It’s amazing the conversations you have when your office is coffee shops.

poeple talkingIn this season before The Purpose Community Church launches, I make a regular rotation through various coffee shops.  And what you can talk about with people is astounding.

Eventually you start to see patterns emerge:

  • The fighter: He or she will always take the other side of the conversation just to watch the sparks fly.
  • The peacekeeper: Just trying to keep everyone happy.
  • The partier: Let’s just have fun!
  • The sage: When they speak, everyone listens.
  • The fool: You wonder if they speak simply because they can’t stand the silence.  And they’re always right (even if “the sage” has already spoken).

These aren’t new patterns, of course.  And I’m certainly not the first to notice them.  I’m not even using the cleverest words, but it’s remarkable how wisdom and folly replay themselves over and over in our conversations.

Proverbs 14:3 observes:

A fool’s mouth lashes out with pride,
but the lips of the wise protect them.

Isn’t it interesting that it’s our words this Proverbs focuses on?  It’s our words, after all, revealing what’s happening in our hearts.  Therefore, it’s more than just words.  The “mouth” and “lips” this proverb refers to is a way of describing our behavior—our lives.

Simply put, there’s a reason wise people are generally better off than the unwise.  It’s not just that they’ve amassed enough information to make informed decisions.  Instead, there’s a character that the Lord has developed in them producing a wise life.  More than words—it’s words put into action.

I want you to understand exactly what this proverb is teaching.  The expression “lashes out with pride” can also be conveyed as “becomes a rod that beats him” (New Living Translation).

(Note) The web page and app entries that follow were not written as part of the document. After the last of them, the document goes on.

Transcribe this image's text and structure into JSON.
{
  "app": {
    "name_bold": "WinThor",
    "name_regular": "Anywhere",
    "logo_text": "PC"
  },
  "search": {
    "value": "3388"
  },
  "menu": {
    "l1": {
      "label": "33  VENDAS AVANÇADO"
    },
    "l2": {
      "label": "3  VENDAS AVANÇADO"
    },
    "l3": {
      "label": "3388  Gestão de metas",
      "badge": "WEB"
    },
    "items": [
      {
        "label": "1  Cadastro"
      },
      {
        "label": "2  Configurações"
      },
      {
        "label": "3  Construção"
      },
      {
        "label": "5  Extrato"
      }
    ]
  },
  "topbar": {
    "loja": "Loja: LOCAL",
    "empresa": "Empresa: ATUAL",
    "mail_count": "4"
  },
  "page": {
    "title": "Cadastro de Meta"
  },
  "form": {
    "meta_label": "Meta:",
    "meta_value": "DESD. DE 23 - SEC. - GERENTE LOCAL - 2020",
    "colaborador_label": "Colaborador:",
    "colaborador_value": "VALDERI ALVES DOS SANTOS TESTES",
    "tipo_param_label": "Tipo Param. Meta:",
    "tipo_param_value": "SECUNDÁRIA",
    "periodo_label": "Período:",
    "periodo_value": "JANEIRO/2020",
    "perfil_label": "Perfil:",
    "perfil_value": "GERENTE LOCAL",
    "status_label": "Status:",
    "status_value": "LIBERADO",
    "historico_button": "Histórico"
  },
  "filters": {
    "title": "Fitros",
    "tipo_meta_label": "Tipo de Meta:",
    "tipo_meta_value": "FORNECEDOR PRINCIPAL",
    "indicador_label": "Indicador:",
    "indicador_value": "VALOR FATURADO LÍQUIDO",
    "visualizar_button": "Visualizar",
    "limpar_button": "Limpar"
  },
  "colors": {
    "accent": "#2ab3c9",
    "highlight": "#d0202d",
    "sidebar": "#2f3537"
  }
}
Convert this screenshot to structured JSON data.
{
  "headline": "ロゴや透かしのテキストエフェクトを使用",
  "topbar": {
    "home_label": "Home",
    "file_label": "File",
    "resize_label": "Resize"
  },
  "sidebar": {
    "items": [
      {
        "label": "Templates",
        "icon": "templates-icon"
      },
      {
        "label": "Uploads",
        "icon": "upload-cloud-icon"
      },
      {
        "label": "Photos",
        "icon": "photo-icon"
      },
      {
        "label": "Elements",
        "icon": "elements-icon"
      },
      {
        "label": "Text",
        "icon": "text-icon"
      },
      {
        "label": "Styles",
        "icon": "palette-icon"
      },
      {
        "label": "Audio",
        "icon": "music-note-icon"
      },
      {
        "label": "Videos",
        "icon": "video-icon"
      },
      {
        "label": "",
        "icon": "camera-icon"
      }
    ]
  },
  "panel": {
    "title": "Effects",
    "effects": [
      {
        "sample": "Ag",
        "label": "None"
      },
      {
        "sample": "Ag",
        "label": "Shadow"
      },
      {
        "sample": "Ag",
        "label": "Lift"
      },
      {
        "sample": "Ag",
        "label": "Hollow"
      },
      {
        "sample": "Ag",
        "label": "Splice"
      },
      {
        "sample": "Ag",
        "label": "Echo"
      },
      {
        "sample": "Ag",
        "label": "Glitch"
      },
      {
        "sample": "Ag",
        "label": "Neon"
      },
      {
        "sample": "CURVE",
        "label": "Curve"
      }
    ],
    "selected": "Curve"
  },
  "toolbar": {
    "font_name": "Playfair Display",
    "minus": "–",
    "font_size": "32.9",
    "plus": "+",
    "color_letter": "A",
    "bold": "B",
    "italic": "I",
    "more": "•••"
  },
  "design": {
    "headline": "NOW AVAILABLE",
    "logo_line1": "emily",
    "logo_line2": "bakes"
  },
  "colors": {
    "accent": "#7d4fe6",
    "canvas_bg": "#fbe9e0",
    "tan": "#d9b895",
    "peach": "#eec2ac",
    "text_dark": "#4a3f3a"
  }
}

The “fool’s mouth” ends up bringing calamity on themselves.  Through their words put into action, they prove they are without knowledge and—according to the Scriptures’ use of the word—without the influence of God in their lives.

Oh dear one in Christ, evaluate your words because they reveal your heart.  Evaluate your heart because it is demonstrated in your life.  And your life is the “loud conversation” your friends, family, coworkers, and others are hearing.